§ EXTRACTED DATA
★ ★ ★ ★
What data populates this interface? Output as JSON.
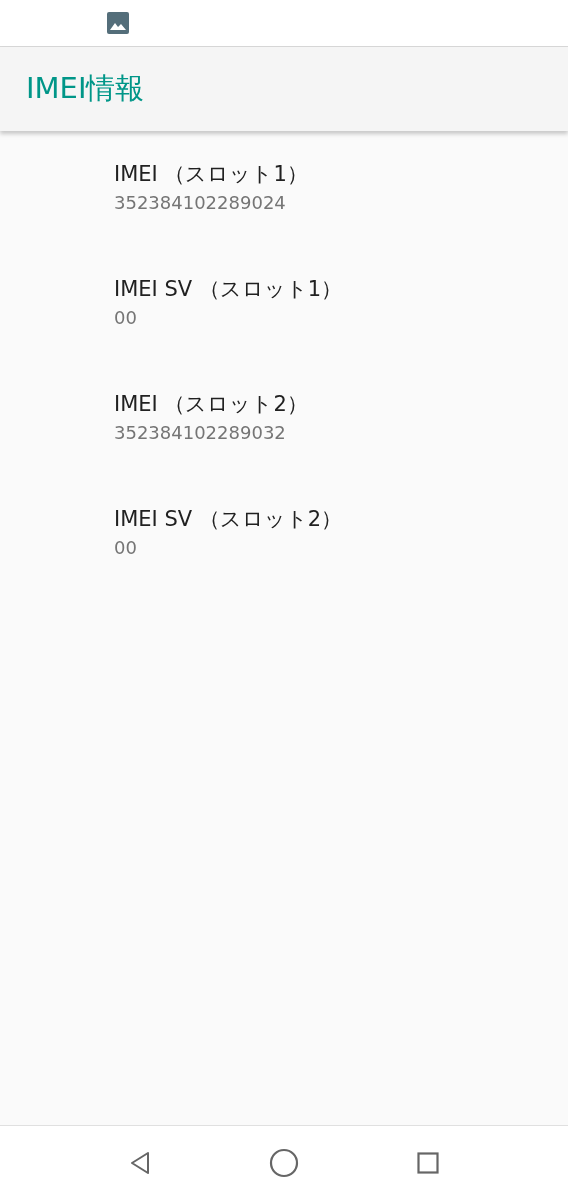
{
  "app_bar": {
    "title": "IMEI情報"
  },
  "items": [
    {
      "title": "IMEI （スロット1）",
      "value": "352384102289024"
    },
    {
      "title": "IMEI SV （スロット1）",
      "value": "00"
    },
    {
      "title": "IMEI （スロット2）",
      "value": "352384102289032"
    },
    {
      "title": "IMEI SV （スロット2）",
      "value": "00"
    }
  ]
}
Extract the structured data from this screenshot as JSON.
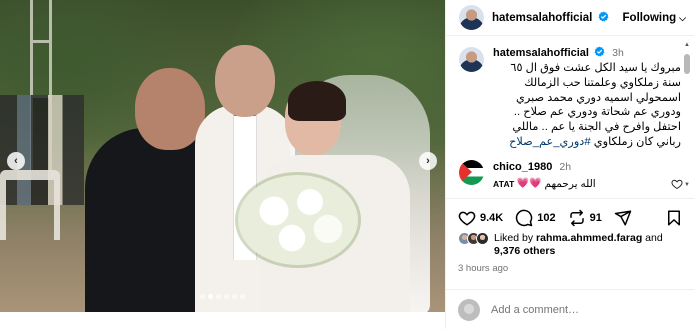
{
  "post": {
    "username": "hatemsalahofficial",
    "follow_status": "Following",
    "caption_time": "3h",
    "caption": "مبروك يا سيد الكل عشت فوق ال ٦٥ سنة زملكاوي وعلمتنا حب الزمالك اسمحولي اسميه دوري محمد صبري ودوري عم شحاتة ودوري عم صلاح .. احتفل وافرح في الجنة يا عم .. ماللي رباني كان زملكاوي",
    "hashtag": "#دوري_عم_صلاح",
    "carousel": {
      "total": 6,
      "active": 1
    }
  },
  "comment": {
    "username": "chico_1980",
    "time": "2h",
    "prefix": "ATAT",
    "hearts": "💗💗",
    "text": "الله يرحمهم"
  },
  "actions": {
    "likes": "9.4K",
    "comments": "102",
    "reposts": "91"
  },
  "likes_summary": {
    "prefix": "Liked by ",
    "user": "rahma.ahmmed.farag",
    "middle": " and",
    "others": "9,376 others"
  },
  "post_time": "3 hours ago",
  "add_comment": {
    "placeholder": "Add a comment…"
  },
  "icons": {
    "verified": "verified-badge-icon",
    "like": "heart-icon",
    "comment": "comment-bubble-icon",
    "repost": "repost-icon",
    "share": "send-icon",
    "save": "bookmark-icon"
  },
  "colors": {
    "verified": "#0095f6",
    "hashtag": "#00376b",
    "heart": "#ed2850"
  }
}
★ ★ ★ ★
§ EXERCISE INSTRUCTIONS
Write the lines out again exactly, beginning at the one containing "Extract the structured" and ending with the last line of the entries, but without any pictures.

§ ANSWER TO THIS PROBLEM
Extract the structured data from this screenshot as JSON.
{
  "post": {
    "username": "hatemsalahofficial",
    "follow_status": "Following",
    "caption_time": "3h",
    "caption": "مبروك يا سيد الكل عشت فوق ال ٦٥ سنة زملكاوي وعلمتنا حب الزمالك اسمحولي اسميه دوري محمد صبري ودوري عم شحاتة ودوري عم صلاح .. احتفل وافرح في الجنة يا عم .. ماللي رباني كان زملكاوي",
    "hashtag": "#دوري_عم_صلاح",
    "carousel": {
      "total": 6,
      "active": 1
    }
  },
  "comment": {
    "username": "chico_1980",
    "time": "2h",
    "prefix": "ATAT",
    "hearts": "💗💗",
    "text": "الله يرحمهم"
  },
  "actions": {
    "likes": "9.4K",
    "comments": "102",
    "reposts": "91"
  },
  "likes_summary": {
    "prefix": "Liked by ",
    "user": "rahma.ahmmed.farag",
    "middle": " and",
    "others": "9,376 others"
  },
  "post_time": "3 hours ago",
  "add_comment": {
    "placeholder": "Add a comment…"
  },
  "icons": {
    "verified": "verified-badge-icon",
    "like": "heart-icon",
    "comment": "comment-bubble-icon",
    "repost": "repost-icon",
    "share": "send-icon",
    "save": "bookmark-icon"
  },
  "colors": {
    "verified": "#0095f6",
    "hashtag": "#00376b",
    "heart": "#ed2850"
  }
}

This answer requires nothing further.